Graduate studies at Western
OUP USA (2007)
|Abstract||Heyes' monograph in feminist philosophy is on the connection between the idea of "normalization"--which per Foucault is a mode or force of control that homogenizes a population--and the gendered body. Drawing on Foucault and Wittgenstein, she argues that the predominant picture of the self--a picture that presupposes an "inner" core of the self that is expressed, accurately or not, by the outer body--obscures the connection between contemporary discourses and practices of self-transformation and the forces of normalization. In other words, pictures of the self can hold us captive when they are being read from the outer self--the body--rather than the inner self, and we can express our inner self by working on our outer body to conform. Articulating this idea with a mix of the theoretical and the practical, she looks at case studies involving transgender people, weight-loss dieting, and cosmetic surgery. Her concluding chapters look at the difficult issue of how to distinguish non-normalizing practices of the self from normalizing ones, and makes suggestions about how feminists might conceive of subjects as embodied and enmeshed in power relations yet also capable of self-transformation. The subject of normalization and its relationship to sex/gender is a major one in feminist theory; Heyes' book is unique in her masterful use of Foucault; its clarity, and its sophisticated mix of the theoretical and the anecdotal. It will appeal to feminist philosophers and theorists.|

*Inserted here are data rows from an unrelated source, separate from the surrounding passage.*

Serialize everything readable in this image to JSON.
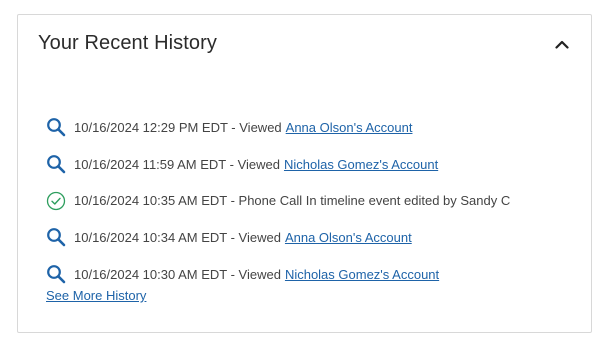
{
  "panel": {
    "title": "Your Recent History"
  },
  "history": [
    {
      "icon": "search-icon",
      "text": "10/16/2024 12:29 PM EDT - Viewed",
      "link": "Anna Olson's Account"
    },
    {
      "icon": "search-icon",
      "text": "10/16/2024 11:59 AM EDT - Viewed",
      "link": "Nicholas Gomez's Account"
    },
    {
      "icon": "check-circle-icon",
      "text": "10/16/2024 10:35 AM EDT - Phone Call In timeline event edited by Sandy C",
      "link": ""
    },
    {
      "icon": "search-icon",
      "text": "10/16/2024 10:34 AM EDT - Viewed",
      "link": "Anna Olson's Account"
    },
    {
      "icon": "search-icon",
      "text": "10/16/2024 10:30 AM EDT - Viewed",
      "link": "Nicholas Gomez's Account"
    }
  ],
  "footer": {
    "see_more_label": "See More History"
  },
  "colors": {
    "link": "#1e63a8",
    "search_icon": "#1e63a8",
    "check_icon": "#2e9e5e"
  }
}
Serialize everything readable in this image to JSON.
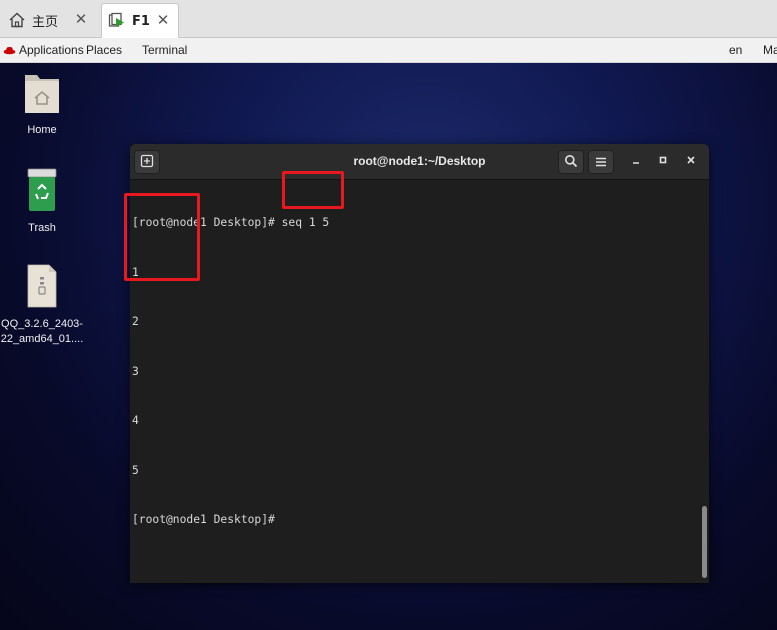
{
  "tabs": [
    {
      "label": "主页",
      "icon": "home-icon",
      "active": false
    },
    {
      "label": "F1",
      "icon": "vm-play-icon",
      "active": true
    }
  ],
  "gnome_bar": {
    "applications": "Applications",
    "places": "Places",
    "terminal": "Terminal",
    "lang": "en",
    "time": "Ma"
  },
  "desktop_icons": [
    {
      "label": "Home",
      "icon": "folder-home-icon"
    },
    {
      "label": "Trash",
      "icon": "trash-icon"
    },
    {
      "label": "QQ_3.2.6_2403-22_amd64_01....",
      "icon": "package-file-icon"
    }
  ],
  "terminal": {
    "title": "root@node1:~/Desktop",
    "lines": [
      "[root@node1 Desktop]# seq 1 5",
      "1",
      "2",
      "3",
      "4",
      "5",
      "[root@node1 Desktop]# "
    ]
  },
  "colors": {
    "annotation": "#e8181e",
    "terminal_bg": "#1e1e1e",
    "header_bg": "#2b2b2b"
  }
}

|Keywords||No keywords specified (fix it)|
|Categories||categorize this paper)|
|Buy the book||$16.00 used (55% off) $28.05 new (20% off) $30.23 direct from Amazon (14% off) Amazon page|

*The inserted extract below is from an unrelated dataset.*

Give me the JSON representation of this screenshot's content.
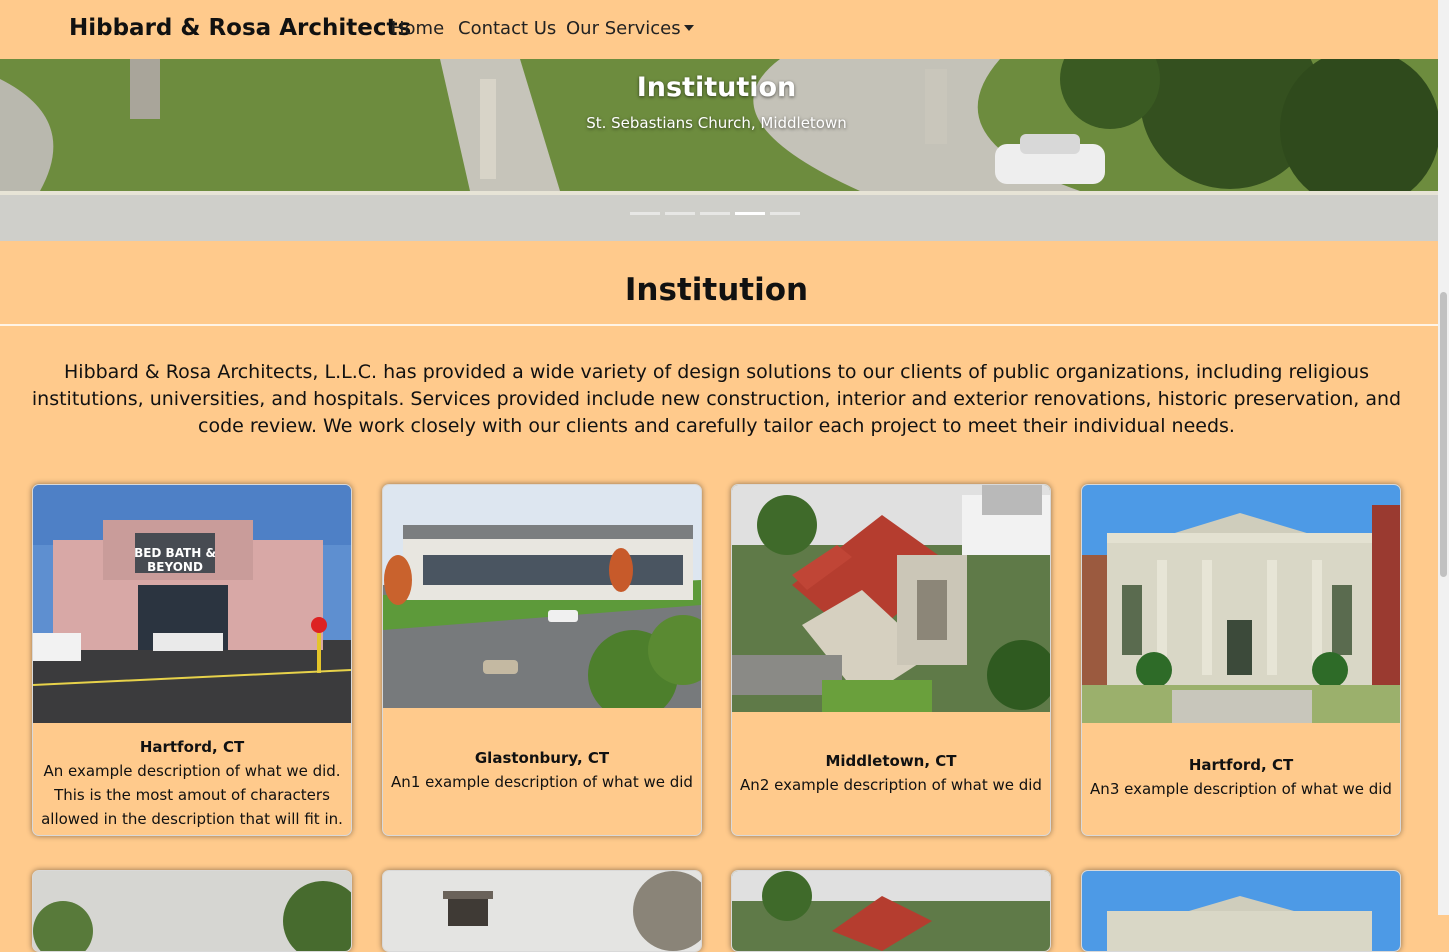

|Through your library||Configure|
Similar books and articles
Johanna Oksala (2004). Anarchic Bodies: Foucault and the Feminist Question of Experience. Hypatia 19 (4):97-119.
Ladelle McWhorter (2007). Review of Cressida J. Heyes, Self-Transformations: Foucault, Ethics, and Normalized Bodies. [REVIEW] Notre Dame Philosophical Reviews 2007 (12).
Mathieu Potte-Bonneville (2012). Michel Foucault's Bodies. Journal of the British Society for Phenomenology 43 (1):1-32.
Marjorie Jolles (2012). Between Embodied Subjects and Objects: Narrative Somaesthetics. Hypatia 27 (2):301-318.
Cressida J. Heyes (2006). Foucault Goes to Weight Watchers. Hypatia 21 (2):126-149.
Luna Dolezal (2009). Self-Transformations: Foucault, Ethics and Normalized Bodies. International Journal of Philosophical Studies 17 (2):345 – 349.
Caroline Ramazanoglu (ed.) (1993). Up Against Foucault: Explorations of Some Tensions Between Foucault and Feminism. Routledge.
Johanna Oksala (2005). Foucault on Freedom. Cambridge University Press.
Dianna Taylor (2003). Practicing Politics with Foucault and Kant: Toward a Critical Life. Philosophy and Social Criticism 29 (3):259-280.
Lois McNay (1991). The Foucauldian Body and the Exclusion of Experience. Hypatia 6 (3):125 - 139.
A. Beaulieu (2010). Towards a Liberal Utopia: The Connection Between Foucault's Reporting on the Iranian Revolution and the Ethical Turn. Philosophy and Social Criticism 36 (7):801-818.
Linda Alcoff (1996). Dangerous Pleasures: Foucault and the Politics of Pedophilia. In Susan Hekman (ed.), Feminist Interpretations of Foucault. Pennsylvania State Press.
Added to index2012-01-31
Total downloads8 ( #131,868 of 739,447 )
Recent downloads (6 months)1 ( #61,680 of 739,447 )
How can I increase my downloads?